It is mainly amateurs looking to challenge themselves who participate in outdoor endurance events like the Sultan Marathon Des Sables. But few Chinese people took part in such events until recently, partly because of the high costs involved - Chen's registration fee for the Sultan Marathon Des Sables, for example, was around 26,000 yuan (US$3,900).

Born and growing up in a small fishing village on an island in East China's Zhejiang province, Chen is by no means a wealthy man, but he has always been interested in sports. He has been swimming since the age of 6, and was the fastest among his peers in the village.

Chen recalled that he first became interested in endurance sports after his first trip carrying water from the mountain near his village.

"I still remember the day as more like a festival. My father made a pair of small barrels for me and I joined a dozen other villagers for the trip," Chen said. "On our way back, many were singing and joking. Parents even held a competition for us children on the small path in the mountain to see who could run the fastest while carrying the most water."

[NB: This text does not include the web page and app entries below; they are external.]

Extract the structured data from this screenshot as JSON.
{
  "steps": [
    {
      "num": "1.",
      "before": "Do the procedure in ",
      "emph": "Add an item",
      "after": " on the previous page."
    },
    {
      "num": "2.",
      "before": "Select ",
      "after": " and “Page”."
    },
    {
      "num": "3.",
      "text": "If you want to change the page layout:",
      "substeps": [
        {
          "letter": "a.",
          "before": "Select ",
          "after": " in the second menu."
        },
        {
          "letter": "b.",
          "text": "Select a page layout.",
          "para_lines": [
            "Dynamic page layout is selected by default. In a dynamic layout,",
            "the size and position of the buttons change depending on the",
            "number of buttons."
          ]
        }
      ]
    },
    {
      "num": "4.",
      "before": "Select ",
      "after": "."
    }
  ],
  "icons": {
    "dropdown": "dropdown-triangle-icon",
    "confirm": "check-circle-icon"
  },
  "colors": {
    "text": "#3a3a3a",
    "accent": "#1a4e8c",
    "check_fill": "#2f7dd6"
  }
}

In 2000, he participated in his first formal competition, a push-up contest held in his hometown. Chen beat all the other competitors, including several well-trained professionals, with 438 push-ups in succession.

Cheered and encouraged by local villagers, Chen continued to participate in and win a number of endurance sports competitions, such as water-carrying and the triathlon, first in his home province, then across the country.

But he had to forego a number of influential competitions due to lack of money - he relied on his uncle to pay his travel costs and registration fees for the events.

His father was strongly against him competing.

"My father thought I'd never be able to make a living by participating in these various sports events," Chen said. "He hoped I would return home to continue fishing or find other jobs in the cities and make a real living."

But Chen was not to be deterred. He secured long-term sponsorship in 2004 from Supor, a Zhengjiang-based kitchen appliance manufacturing company.

The company promised to give him a position as a bodyguard and full sponsorship for each event he participated in, plus an annual training subsidy of 10,000 yuan. With this support, Chen was able to participate in a number of world outdoor endurance events.

However, as he has few predecessors, Chen has had to rely on himself to devise a training regime.

Each day he runs at least 42 km, sometimes carrying a pack of 5 kilograms. He has also made himself a number of training facilities to build his muscles and develop his strength.

However, due to lack of experience, Chen said it is difficult to get properly prepared for the events, especially for the international competitions.

Chen said the first time he joined the Marathon around the Alps in France in 2009, although he finished 27th, which was not bad for a first-time competitor, he also damaged both knees.

"I knew nothing about the Alps, my knees were frost-bitten," Chen said.

He thought he had prepared properly for the marathon in Morocco, but it turned out that he had greatly underestimated the dryness in the desert and prepared the wrong food, which included mostly hard-to-digest dried beef instead of the high-calorie chocolate most of the experienced competitors were eating.

Chen said he intends to participate in the marathon in Morocco again next year because he believes he can at least finish in the top 20.

Listed on his schedule for the rest of this year are another five international endurance sports events, including the Antarctic Ice Marathon in November.

Chen recalled the first time he participated in an international event in 2009.

"Many competitors thought I was Japanese because there had never been a participant from the Chinese mainland before," Chen said. "I hope I can change this through my presence at more international events."